When China's politicians warned New Zealand politicians last year that the agreement was a "two-way street", it was clear they were referring to their rights as foreign investors under the so-called "trade" treaty.
That view was reiterated in Shanghai Pengxin's application to the OIO, Prof Kelsey said.
The Government could not treat applications from Chinese investors differently from similar applications from other countries' investors under what was known as the "most-favoured nation" of MFN rule.
Shanghai Pengxin's application pointed to numerous purchases of farmland by investors of other nationalities, and claimed that rejection of its otherwise well-founded application would amount to anti-Chinese discrimination, she said.

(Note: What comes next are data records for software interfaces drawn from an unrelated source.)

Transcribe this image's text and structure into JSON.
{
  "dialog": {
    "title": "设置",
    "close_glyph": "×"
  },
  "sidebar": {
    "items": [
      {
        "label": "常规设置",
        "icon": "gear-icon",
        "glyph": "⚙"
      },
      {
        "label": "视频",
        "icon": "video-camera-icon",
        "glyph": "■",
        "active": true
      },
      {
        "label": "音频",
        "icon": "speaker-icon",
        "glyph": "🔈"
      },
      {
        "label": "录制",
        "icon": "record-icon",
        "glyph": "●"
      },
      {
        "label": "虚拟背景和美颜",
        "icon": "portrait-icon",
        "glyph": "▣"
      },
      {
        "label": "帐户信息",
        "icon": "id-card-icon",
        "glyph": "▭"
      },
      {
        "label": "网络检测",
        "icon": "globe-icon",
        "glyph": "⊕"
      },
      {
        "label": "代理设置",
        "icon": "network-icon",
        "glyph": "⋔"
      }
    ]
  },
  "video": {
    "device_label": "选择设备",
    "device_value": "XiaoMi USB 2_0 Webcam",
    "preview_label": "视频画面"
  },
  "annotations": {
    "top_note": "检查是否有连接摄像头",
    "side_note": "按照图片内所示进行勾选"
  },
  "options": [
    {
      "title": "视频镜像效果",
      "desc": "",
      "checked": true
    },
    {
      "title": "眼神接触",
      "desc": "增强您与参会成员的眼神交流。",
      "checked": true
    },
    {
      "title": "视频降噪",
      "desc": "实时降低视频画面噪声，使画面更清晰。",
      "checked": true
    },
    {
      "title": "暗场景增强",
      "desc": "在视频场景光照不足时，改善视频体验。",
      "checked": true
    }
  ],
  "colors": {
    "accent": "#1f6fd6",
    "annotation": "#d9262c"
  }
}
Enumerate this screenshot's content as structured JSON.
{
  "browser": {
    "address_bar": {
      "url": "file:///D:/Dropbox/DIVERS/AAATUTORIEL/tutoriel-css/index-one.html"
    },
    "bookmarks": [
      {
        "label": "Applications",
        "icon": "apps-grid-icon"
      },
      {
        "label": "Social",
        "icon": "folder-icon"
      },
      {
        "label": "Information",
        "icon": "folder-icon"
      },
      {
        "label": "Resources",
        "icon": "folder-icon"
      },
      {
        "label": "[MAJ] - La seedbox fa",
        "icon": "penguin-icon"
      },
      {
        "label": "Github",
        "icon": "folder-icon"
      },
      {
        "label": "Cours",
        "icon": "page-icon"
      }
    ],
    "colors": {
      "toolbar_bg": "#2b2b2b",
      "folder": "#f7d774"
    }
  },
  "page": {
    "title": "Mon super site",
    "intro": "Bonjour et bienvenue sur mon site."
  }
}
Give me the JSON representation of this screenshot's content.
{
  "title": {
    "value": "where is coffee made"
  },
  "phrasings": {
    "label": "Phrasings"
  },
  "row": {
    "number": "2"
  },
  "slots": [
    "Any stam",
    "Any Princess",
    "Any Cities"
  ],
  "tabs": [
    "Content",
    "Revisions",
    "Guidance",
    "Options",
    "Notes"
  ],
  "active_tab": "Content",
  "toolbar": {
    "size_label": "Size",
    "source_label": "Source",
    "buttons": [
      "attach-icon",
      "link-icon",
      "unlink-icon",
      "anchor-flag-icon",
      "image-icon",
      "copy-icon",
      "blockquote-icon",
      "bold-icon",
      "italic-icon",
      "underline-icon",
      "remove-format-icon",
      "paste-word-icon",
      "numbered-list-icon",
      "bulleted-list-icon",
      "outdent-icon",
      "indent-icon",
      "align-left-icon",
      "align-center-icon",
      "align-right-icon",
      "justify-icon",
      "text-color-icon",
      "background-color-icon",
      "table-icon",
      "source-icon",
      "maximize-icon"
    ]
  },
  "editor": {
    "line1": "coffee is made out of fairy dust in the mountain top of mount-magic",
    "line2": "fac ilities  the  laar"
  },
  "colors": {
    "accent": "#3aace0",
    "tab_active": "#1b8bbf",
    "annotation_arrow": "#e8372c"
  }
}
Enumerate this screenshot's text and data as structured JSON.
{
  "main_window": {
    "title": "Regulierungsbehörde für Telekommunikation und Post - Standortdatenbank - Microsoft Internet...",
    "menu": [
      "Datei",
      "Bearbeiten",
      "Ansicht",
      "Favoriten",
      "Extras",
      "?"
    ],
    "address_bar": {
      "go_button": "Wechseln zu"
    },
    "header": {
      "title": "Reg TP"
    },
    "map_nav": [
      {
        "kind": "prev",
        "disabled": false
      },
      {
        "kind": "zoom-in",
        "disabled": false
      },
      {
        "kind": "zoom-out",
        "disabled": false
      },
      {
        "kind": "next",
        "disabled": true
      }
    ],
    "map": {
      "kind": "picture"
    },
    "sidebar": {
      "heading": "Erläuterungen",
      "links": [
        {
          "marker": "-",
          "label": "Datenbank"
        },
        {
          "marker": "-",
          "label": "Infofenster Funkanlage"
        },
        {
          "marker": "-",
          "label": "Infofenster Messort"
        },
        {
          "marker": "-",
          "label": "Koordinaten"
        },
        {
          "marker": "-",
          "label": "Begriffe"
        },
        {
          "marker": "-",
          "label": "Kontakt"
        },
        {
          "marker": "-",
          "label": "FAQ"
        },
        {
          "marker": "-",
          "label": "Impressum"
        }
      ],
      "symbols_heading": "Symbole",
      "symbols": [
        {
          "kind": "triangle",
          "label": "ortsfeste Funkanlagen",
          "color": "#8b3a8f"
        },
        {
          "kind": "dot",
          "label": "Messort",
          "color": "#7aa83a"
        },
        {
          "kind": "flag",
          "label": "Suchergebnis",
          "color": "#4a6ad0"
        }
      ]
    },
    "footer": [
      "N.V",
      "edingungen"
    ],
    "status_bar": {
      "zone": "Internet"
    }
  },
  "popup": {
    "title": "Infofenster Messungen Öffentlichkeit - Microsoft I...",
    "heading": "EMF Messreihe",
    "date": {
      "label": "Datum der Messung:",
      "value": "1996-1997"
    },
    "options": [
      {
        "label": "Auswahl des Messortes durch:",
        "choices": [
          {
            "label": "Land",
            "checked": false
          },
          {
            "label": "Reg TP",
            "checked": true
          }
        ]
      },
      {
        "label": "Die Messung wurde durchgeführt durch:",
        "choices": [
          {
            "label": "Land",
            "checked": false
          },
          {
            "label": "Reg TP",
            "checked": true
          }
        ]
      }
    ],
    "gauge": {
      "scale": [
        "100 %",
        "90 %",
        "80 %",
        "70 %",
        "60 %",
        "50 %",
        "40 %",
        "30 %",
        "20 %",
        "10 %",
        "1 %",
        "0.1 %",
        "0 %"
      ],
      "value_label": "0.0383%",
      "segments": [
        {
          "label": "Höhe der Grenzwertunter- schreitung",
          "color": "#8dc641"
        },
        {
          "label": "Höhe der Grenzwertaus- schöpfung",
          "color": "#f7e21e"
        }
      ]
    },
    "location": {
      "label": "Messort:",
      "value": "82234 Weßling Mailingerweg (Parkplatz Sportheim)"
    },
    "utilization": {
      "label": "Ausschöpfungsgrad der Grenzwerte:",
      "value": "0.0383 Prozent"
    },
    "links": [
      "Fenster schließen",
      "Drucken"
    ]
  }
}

The Government would have "pulled out all the stops" to avoid a Chinese investor supported by the Chinese state taking it to international arbitration for breaching the FTA, even if it felt it was on strong legal ground.
"Such a dispute would have huge ramifications for New Zealand's diplomatic and economic relationship with China.
"It would also cast a spotlight on the even greater risks of the more extensive foreign investor rights proposed for the Trans-Pacific Partnership Agreement (TPPA), a debate that the Government is desperate to avoid," Prof Kelsey said.
Federated Farmers national president Bruce Wills believed OIO rules must be applied "without fear or favour".
"We're under no illusion the OIO's decision will not be universally popular among farmers, let along the public.
"The OIO needs to follow its own rules and processes without fear or favour. Overseas investment by opinion poll risks spooking overseas investors, who not only fund government deficits, but mortgages too."
Sir Michael Fay's legal challenge would put overseas investment rules and processes "through the judicial wringer".
"It might provide a much-needed acid test that, in the long run could add confidence to OIO processes," Mr Wills said.
The receivership of the former Crafar farms had raised more than a few questions from farmers about the way insolvency was managed.
"Since 2009, 150 dairy farms have been sold nationwide, with most likely to have been sold to Kiwis. In the three months to December 2011, 16 dairy farms were sold in Waikato and the Bay of Plenty alone.
"This tells me that all the former CraFarms could have been sold off individually and to Kiwis in all likelihood.
This has been a saga that has gone on for far too long because individual farmers were seemingly locked out unless they could buy the lot."
That was something that Federated Farmers did not want to see repeated, he said.